*Problem requirements*:
From the records below, return every line containing the word "coverage".
□ □ □
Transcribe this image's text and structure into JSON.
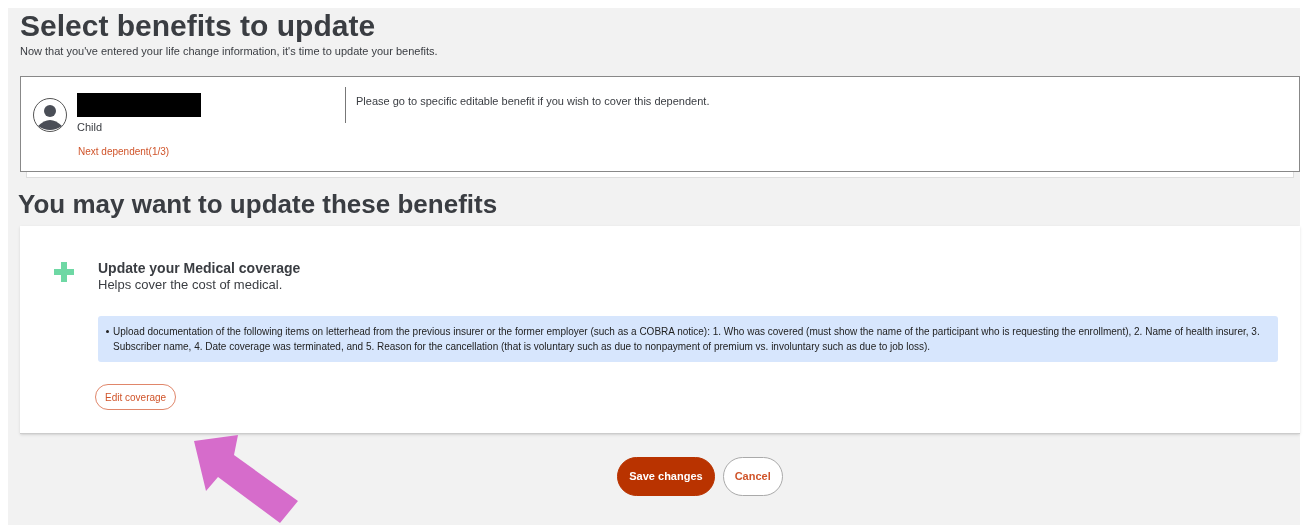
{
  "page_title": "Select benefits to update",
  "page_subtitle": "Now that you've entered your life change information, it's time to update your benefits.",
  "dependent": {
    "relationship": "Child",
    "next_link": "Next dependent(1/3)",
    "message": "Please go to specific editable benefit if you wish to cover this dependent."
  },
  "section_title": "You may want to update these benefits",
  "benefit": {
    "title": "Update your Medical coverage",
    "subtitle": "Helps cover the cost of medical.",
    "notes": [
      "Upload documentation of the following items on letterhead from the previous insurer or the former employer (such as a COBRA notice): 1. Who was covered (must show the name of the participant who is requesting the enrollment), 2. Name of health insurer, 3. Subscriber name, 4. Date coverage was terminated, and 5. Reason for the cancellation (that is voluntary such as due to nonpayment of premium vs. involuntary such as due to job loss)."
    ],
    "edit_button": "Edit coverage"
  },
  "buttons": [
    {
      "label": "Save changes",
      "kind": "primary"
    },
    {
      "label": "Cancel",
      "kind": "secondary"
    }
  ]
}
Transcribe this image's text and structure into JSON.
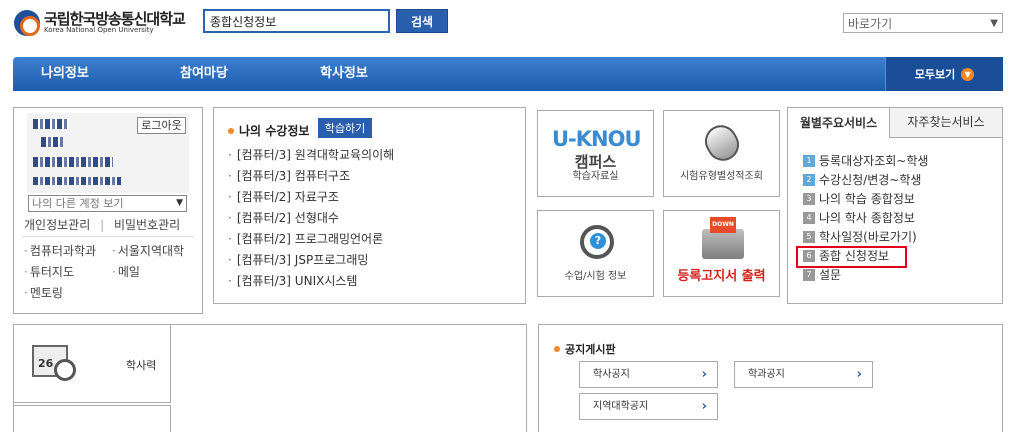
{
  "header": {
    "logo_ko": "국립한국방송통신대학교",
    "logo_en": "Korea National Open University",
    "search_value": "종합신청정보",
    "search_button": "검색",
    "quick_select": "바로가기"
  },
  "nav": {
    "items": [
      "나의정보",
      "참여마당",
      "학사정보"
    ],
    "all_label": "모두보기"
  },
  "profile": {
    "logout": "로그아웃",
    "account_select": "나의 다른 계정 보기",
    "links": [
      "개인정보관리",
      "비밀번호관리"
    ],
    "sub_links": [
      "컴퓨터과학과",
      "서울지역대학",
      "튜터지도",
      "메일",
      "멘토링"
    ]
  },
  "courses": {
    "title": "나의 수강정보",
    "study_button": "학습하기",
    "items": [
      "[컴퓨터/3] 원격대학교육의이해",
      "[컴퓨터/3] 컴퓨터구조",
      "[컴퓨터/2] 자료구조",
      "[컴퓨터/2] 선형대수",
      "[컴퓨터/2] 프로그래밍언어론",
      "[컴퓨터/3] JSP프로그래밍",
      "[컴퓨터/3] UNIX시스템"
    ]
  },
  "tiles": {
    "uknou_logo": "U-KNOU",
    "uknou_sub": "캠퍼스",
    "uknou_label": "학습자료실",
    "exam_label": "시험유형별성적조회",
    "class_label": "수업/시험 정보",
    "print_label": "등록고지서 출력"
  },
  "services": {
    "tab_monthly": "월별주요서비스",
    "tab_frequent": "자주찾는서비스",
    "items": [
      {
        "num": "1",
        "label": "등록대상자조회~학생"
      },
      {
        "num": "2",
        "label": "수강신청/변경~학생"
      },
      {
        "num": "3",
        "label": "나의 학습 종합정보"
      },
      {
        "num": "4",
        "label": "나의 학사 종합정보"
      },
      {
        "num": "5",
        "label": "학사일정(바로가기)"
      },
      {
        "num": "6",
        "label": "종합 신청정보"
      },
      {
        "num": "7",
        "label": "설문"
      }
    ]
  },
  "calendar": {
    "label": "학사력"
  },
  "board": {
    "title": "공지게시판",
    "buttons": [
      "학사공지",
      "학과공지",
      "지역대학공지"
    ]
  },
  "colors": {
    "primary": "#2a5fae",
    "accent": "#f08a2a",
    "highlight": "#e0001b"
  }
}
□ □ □
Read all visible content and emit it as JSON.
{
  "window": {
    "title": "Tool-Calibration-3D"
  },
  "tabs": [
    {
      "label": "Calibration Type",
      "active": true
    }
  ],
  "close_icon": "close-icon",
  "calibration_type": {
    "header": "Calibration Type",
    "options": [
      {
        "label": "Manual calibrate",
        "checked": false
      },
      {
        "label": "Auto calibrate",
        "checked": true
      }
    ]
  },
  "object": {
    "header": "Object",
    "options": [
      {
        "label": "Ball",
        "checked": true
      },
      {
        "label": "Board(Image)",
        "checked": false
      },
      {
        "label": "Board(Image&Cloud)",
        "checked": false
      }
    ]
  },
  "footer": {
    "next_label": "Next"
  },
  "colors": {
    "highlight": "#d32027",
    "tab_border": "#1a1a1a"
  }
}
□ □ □
*Solution below*:
    "title": "Update your Medical coverage",
      "Upload documentation of the following items on letterhead from the previous insurer or the former employer (such as a COBRA notice): 1. Who was covered (must show the name of the participant who is requesting the enrollment), 2. Name of health insurer, 3. Subscriber name, 4. Date coverage was terminated, and 5. Reason for the cancellation (that is voluntary such as due to nonpayment of premium vs. involuntary such as due to job loss)."
    "edit_button": "Edit coverage"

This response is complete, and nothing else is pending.